**REQUIRED WORK**
For the entries below, return the line holding "Parse this screenshot: output" together with all lines after it, unchanged, and leave every picture out.

─── GIVEN RECORDS

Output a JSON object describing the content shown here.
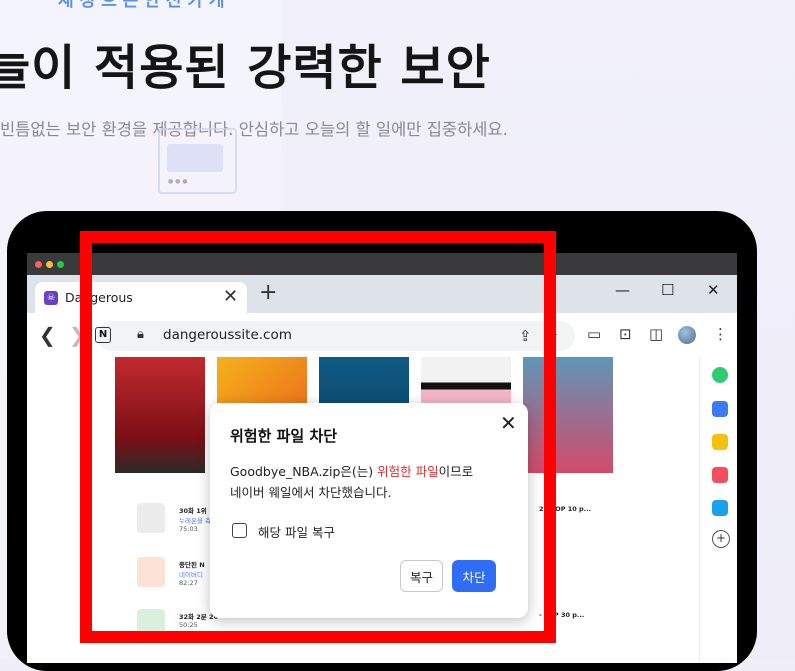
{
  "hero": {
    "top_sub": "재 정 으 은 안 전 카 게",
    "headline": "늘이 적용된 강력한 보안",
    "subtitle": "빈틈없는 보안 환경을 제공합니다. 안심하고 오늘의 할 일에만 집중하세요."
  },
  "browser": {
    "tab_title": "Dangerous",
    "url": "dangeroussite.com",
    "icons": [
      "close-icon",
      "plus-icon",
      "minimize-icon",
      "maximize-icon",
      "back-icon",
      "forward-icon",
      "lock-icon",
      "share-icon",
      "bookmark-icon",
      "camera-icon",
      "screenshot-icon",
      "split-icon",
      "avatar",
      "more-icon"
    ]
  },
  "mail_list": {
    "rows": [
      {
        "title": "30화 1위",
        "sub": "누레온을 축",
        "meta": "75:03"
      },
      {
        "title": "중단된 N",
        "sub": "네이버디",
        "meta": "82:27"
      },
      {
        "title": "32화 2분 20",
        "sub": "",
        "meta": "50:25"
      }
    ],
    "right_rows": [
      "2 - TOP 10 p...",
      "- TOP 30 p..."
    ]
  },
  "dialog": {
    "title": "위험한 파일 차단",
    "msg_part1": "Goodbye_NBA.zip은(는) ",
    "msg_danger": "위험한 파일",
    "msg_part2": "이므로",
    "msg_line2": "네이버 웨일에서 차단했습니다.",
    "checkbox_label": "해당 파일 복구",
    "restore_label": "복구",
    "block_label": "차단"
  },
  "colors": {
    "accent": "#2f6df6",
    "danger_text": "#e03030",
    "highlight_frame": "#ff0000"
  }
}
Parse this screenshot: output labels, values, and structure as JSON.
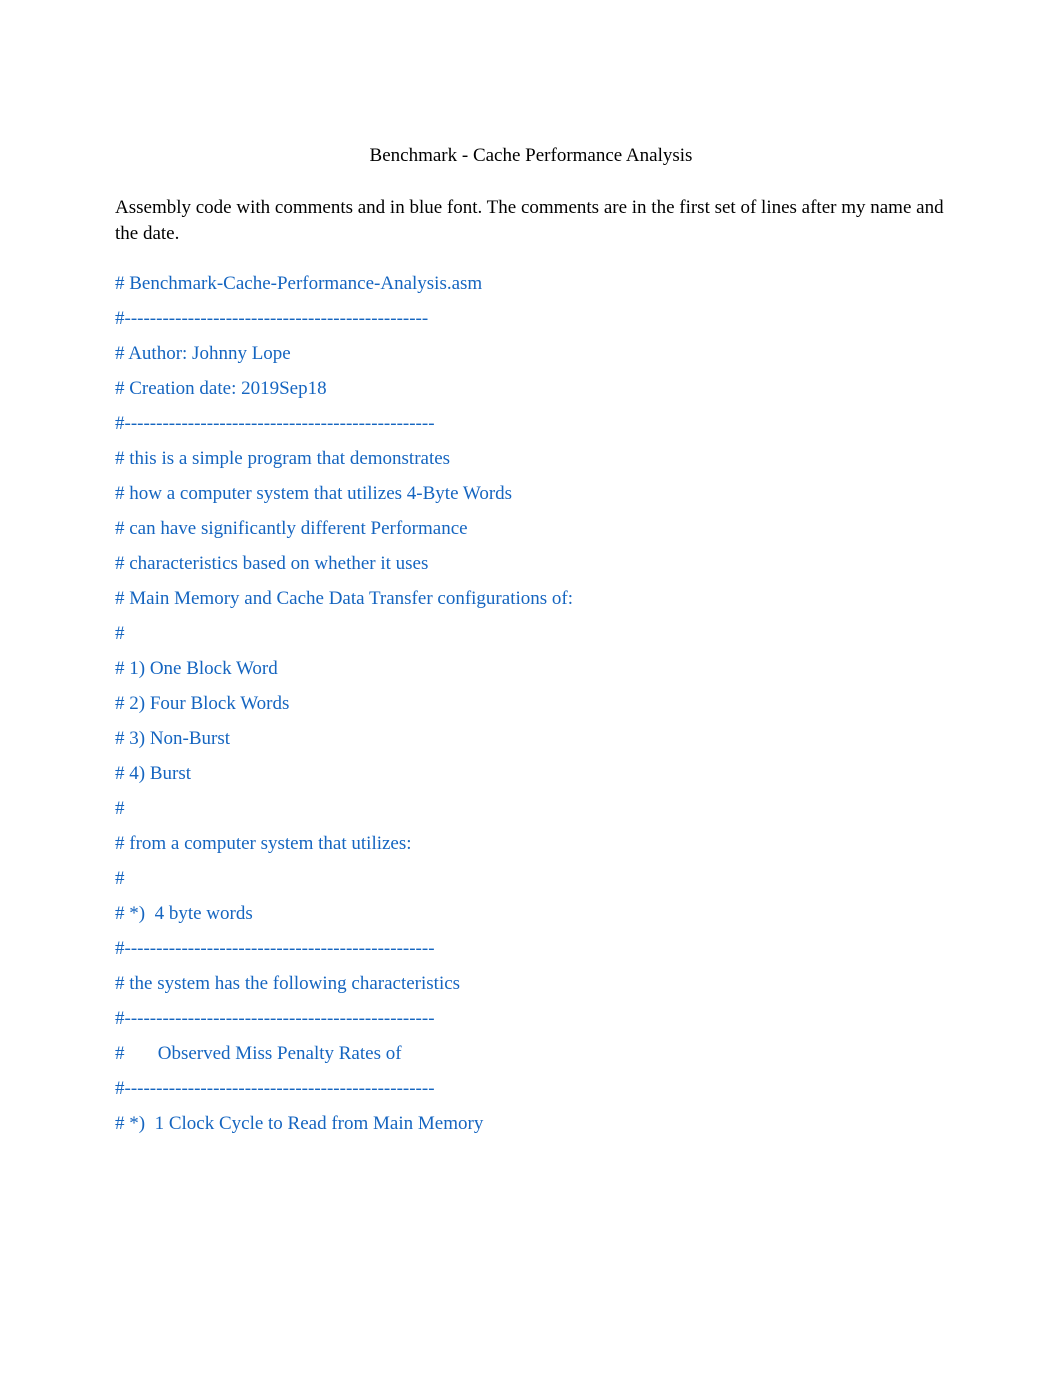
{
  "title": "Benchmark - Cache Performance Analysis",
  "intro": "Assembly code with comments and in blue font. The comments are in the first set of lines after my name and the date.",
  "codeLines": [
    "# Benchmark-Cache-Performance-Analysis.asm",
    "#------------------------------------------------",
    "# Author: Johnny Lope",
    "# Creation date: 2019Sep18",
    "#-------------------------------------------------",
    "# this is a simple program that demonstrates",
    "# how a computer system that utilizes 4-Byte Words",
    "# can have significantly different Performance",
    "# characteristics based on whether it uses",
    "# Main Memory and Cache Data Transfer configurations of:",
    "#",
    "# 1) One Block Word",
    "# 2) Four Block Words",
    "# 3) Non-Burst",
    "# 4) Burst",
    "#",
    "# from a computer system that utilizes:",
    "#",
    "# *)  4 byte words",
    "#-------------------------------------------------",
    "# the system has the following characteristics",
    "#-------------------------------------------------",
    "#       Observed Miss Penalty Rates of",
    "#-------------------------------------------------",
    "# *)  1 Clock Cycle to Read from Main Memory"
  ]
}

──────

**WRITTEN SOLUTION**
Parse this screenshot: output labels, values, and structure as JSON.
{
  "title": "Benchmark - Cache Performance Analysis",
  "intro": "Assembly code with comments and in blue font. The comments are in the first set of lines after my name and the date.",
  "codeLines": [
    "# Benchmark-Cache-Performance-Analysis.asm",
    "#------------------------------------------------",
    "# Author: Johnny Lope",
    "# Creation date: 2019Sep18",
    "#-------------------------------------------------",
    "# this is a simple program that demonstrates",
    "# how a computer system that utilizes 4-Byte Words",
    "# can have significantly different Performance",
    "# characteristics based on whether it uses",
    "# Main Memory and Cache Data Transfer configurations of:",
    "#",
    "# 1) One Block Word",
    "# 2) Four Block Words",
    "# 3) Non-Burst",
    "# 4) Burst",
    "#",
    "# from a computer system that utilizes:",
    "#",
    "# *)  4 byte words",
    "#-------------------------------------------------",
    "# the system has the following characteristics",
    "#-------------------------------------------------",
    "#       Observed Miss Penalty Rates of",
    "#-------------------------------------------------",
    "# *)  1 Clock Cycle to Read from Main Memory"
  ]
}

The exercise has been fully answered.